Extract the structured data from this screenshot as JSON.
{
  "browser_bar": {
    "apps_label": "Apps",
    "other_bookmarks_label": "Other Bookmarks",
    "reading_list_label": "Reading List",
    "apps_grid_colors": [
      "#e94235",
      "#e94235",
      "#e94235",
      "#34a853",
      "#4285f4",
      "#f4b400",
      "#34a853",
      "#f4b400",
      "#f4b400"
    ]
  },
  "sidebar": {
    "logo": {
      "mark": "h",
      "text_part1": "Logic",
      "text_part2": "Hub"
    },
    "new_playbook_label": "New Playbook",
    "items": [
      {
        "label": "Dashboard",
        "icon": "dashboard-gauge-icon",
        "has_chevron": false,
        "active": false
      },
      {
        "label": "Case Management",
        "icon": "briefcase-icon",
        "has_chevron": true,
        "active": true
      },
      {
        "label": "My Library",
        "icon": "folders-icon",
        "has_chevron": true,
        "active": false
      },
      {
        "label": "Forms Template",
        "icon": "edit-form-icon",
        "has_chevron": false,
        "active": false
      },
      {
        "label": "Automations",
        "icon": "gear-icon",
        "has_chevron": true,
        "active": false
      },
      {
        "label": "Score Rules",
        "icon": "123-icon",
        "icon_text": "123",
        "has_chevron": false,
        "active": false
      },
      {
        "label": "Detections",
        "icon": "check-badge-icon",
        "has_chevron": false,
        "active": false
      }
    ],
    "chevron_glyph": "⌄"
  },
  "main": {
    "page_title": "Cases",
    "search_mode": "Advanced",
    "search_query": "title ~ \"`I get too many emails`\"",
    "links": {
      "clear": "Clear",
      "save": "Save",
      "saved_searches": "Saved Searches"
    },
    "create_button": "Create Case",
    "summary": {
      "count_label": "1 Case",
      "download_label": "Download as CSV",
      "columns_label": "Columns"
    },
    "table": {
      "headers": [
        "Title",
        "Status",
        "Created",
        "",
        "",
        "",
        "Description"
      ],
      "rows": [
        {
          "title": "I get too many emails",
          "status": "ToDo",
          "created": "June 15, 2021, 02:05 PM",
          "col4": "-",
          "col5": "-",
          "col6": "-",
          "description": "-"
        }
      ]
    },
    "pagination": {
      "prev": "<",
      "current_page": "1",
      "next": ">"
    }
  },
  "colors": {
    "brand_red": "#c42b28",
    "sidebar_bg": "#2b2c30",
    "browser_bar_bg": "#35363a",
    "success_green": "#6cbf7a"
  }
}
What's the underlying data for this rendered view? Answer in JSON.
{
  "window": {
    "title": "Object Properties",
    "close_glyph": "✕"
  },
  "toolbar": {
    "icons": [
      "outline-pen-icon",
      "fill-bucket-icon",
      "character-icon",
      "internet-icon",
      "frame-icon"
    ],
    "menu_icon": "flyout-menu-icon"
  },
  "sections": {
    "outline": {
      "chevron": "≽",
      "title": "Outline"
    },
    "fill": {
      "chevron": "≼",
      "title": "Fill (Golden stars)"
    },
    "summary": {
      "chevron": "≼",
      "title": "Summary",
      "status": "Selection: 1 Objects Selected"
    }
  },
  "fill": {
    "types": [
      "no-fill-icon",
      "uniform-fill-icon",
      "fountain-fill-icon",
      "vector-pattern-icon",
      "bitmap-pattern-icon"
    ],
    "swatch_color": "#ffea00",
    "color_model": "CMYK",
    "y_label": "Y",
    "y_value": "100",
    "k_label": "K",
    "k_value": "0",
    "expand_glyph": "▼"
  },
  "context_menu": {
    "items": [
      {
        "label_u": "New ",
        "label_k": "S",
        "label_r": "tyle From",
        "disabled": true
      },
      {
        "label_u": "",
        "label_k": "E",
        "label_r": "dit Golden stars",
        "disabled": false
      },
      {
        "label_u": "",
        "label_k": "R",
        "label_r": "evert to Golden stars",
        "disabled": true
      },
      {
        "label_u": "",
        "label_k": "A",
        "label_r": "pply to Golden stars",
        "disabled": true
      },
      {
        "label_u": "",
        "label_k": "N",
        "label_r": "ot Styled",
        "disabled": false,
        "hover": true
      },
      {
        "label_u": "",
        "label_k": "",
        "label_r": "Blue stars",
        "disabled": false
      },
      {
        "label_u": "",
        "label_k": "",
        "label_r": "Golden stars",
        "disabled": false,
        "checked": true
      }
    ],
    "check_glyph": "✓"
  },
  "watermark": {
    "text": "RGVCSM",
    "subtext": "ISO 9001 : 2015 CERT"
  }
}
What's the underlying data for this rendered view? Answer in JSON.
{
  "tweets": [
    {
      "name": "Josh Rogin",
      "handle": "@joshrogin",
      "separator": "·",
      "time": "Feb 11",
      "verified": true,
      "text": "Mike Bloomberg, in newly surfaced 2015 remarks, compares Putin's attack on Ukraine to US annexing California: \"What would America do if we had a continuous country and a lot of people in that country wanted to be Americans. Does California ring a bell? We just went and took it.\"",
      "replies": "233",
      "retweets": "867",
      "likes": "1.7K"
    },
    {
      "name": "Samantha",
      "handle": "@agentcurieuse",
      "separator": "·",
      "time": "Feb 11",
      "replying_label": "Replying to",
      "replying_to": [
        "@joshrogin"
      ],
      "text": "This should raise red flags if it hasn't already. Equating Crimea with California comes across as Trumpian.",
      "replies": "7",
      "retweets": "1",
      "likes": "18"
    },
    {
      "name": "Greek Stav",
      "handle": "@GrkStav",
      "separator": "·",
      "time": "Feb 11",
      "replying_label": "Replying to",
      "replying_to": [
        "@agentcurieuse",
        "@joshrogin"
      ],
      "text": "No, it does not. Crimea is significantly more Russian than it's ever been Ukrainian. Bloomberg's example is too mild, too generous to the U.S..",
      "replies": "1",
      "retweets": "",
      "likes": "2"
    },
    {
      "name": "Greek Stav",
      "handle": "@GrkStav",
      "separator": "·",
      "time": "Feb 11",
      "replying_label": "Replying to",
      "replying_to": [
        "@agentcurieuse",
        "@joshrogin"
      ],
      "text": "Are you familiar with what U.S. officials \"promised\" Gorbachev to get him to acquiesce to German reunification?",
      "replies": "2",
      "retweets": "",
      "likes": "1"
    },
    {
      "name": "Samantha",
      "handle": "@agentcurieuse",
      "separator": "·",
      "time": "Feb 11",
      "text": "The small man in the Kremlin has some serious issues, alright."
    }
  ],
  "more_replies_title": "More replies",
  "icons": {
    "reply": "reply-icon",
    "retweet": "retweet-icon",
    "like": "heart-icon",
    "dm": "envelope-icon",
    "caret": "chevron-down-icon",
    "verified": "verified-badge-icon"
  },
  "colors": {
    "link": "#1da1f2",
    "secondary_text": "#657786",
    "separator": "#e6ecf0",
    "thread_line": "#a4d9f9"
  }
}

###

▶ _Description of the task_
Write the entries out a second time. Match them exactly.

▶ _Expected output_
Extract the structured data from this screenshot as JSON.
{
  "browser_bar": {
    "apps_label": "Apps",
    "other_bookmarks_label": "Other Bookmarks",
    "reading_list_label": "Reading List",
    "apps_grid_colors": [
      "#e94235",
      "#e94235",
      "#e94235",
      "#34a853",
      "#4285f4",
      "#f4b400",
      "#34a853",
      "#f4b400",
      "#f4b400"
    ]
  },
  "sidebar": {
    "logo": {
      "mark": "h",
      "text_part1": "Logic",
      "text_part2": "Hub"
    },
    "new_playbook_label": "New Playbook",
    "items": [
      {
        "label": "Dashboard",
        "icon": "dashboard-gauge-icon",
        "has_chevron": false,
        "active": false
      },
      {
        "label": "Case Management",
        "icon": "briefcase-icon",
        "has_chevron": true,
        "active": true
      },
      {
        "label": "My Library",
        "icon": "folders-icon",
        "has_chevron": true,
        "active": false
      },
      {
        "label": "Forms Template",
        "icon": "edit-form-icon",
        "has_chevron": false,
        "active": false
      },
      {
        "label": "Automations",
        "icon": "gear-icon",
        "has_chevron": true,
        "active": false
      },
      {
        "label": "Score Rules",
        "icon": "123-icon",
        "icon_text": "123",
        "has_chevron": false,
        "active": false
      },
      {
        "label": "Detections",
        "icon": "check-badge-icon",
        "has_chevron": false,
        "active": false
      }
    ],
    "chevron_glyph": "⌄"
  },
  "main": {
    "page_title": "Cases",
    "search_mode": "Advanced",
    "search_query": "title ~ \"`I get too many emails`\"",
    "links": {
      "clear": "Clear",
      "save": "Save",
      "saved_searches": "Saved Searches"
    },
    "create_button": "Create Case",
    "summary": {
      "count_label": "1 Case",
      "download_label": "Download as CSV",
      "columns_label": "Columns"
    },
    "table": {
      "headers": [
        "Title",
        "Status",
        "Created",
        "",
        "",
        "",
        "Description"
      ],
      "rows": [
        {
          "title": "I get too many emails",
          "status": "ToDo",
          "created": "June 15, 2021, 02:05 PM",
          "col4": "-",
          "col5": "-",
          "col6": "-",
          "description": "-"
        }
      ]
    },
    "pagination": {
      "prev": "<",
      "current_page": "1",
      "next": ">"
    }
  },
  "colors": {
    "brand_red": "#c42b28",
    "sidebar_bg": "#2b2c30",
    "browser_bar_bg": "#35363a",
    "success_green": "#6cbf7a"
  }
}
What's the underlying data for this rendered view? Answer in JSON.
{
  "window": {
    "title": "Object Properties",
    "close_glyph": "✕"
  },
  "toolbar": {
    "icons": [
      "outline-pen-icon",
      "fill-bucket-icon",
      "character-icon",
      "internet-icon",
      "frame-icon"
    ],
    "menu_icon": "flyout-menu-icon"
  },
  "sections": {
    "outline": {
      "chevron": "≽",
      "title": "Outline"
    },
    "fill": {
      "chevron": "≼",
      "title": "Fill (Golden stars)"
    },
    "summary": {
      "chevron": "≼",
      "title": "Summary",
      "status": "Selection: 1 Objects Selected"
    }
  },
  "fill": {
    "types": [
      "no-fill-icon",
      "uniform-fill-icon",
      "fountain-fill-icon",
      "vector-pattern-icon",
      "bitmap-pattern-icon"
    ],
    "swatch_color": "#ffea00",
    "color_model": "CMYK",
    "y_label": "Y",
    "y_value": "100",
    "k_label": "K",
    "k_value": "0",
    "expand_glyph": "▼"
  },
  "context_menu": {
    "items": [
      {
        "label_u": "New ",
        "label_k": "S",
        "label_r": "tyle From",
        "disabled": true
      },
      {
        "label_u": "",
        "label_k": "E",
        "label_r": "dit Golden stars",
        "disabled": false
      },
      {
        "label_u": "",
        "label_k": "R",
        "label_r": "evert to Golden stars",
        "disabled": true
      },
      {
        "label_u": "",
        "label_k": "A",
        "label_r": "pply to Golden stars",
        "disabled": true
      },
      {
        "label_u": "",
        "label_k": "N",
        "label_r": "ot Styled",
        "disabled": false,
        "hover": true
      },
      {
        "label_u": "",
        "label_k": "",
        "label_r": "Blue stars",
        "disabled": false
      },
      {
        "label_u": "",
        "label_k": "",
        "label_r": "Golden stars",
        "disabled": false,
        "checked": true
      }
    ],
    "check_glyph": "✓"
  },
  "watermark": {
    "text": "RGVCSM",
    "subtext": "ISO 9001 : 2015 CERT"
  }
}
What's the underlying data for this rendered view? Answer in JSON.
{
  "tweets": [
    {
      "name": "Josh Rogin",
      "handle": "@joshrogin",
      "separator": "·",
      "time": "Feb 11",
      "verified": true,
      "text": "Mike Bloomberg, in newly surfaced 2015 remarks, compares Putin's attack on Ukraine to US annexing California: \"What would America do if we had a continuous country and a lot of people in that country wanted to be Americans. Does California ring a bell? We just went and took it.\"",
      "replies": "233",
      "retweets": "867",
      "likes": "1.7K"
    },
    {
      "name": "Samantha",
      "handle": "@agentcurieuse",
      "separator": "·",
      "time": "Feb 11",
      "replying_label": "Replying to",
      "replying_to": [
        "@joshrogin"
      ],
      "text": "This should raise red flags if it hasn't already. Equating Crimea with California comes across as Trumpian.",
      "replies": "7",
      "retweets": "1",
      "likes": "18"
    },
    {
      "name": "Greek Stav",
      "handle": "@GrkStav",
      "separator": "·",
      "time": "Feb 11",
      "replying_label": "Replying to",
      "replying_to": [
        "@agentcurieuse",
        "@joshrogin"
      ],
      "text": "No, it does not. Crimea is significantly more Russian than it's ever been Ukrainian. Bloomberg's example is too mild, too generous to the U.S..",
      "replies": "1",
      "retweets": "",
      "likes": "2"
    },
    {
      "name": "Greek Stav",
      "handle": "@GrkStav",
      "separator": "·",
      "time": "Feb 11",
      "replying_label": "Replying to",
      "replying_to": [
        "@agentcurieuse",
        "@joshrogin"
      ],
      "text": "Are you familiar with what U.S. officials \"promised\" Gorbachev to get him to acquiesce to German reunification?",
      "replies": "2",
      "retweets": "",
      "likes": "1"
    },
    {
      "name": "Samantha",
      "handle": "@agentcurieuse",
      "separator": "·",
      "time": "Feb 11",
      "text": "The small man in the Kremlin has some serious issues, alright."
    }
  ],
  "more_replies_title": "More replies",
  "icons": {
    "reply": "reply-icon",
    "retweet": "retweet-icon",
    "like": "heart-icon",
    "dm": "envelope-icon",
    "caret": "chevron-down-icon",
    "verified": "verified-badge-icon"
  },
  "colors": {
    "link": "#1da1f2",
    "secondary_text": "#657786",
    "separator": "#e6ecf0",
    "thread_line": "#a4d9f9"
  }
}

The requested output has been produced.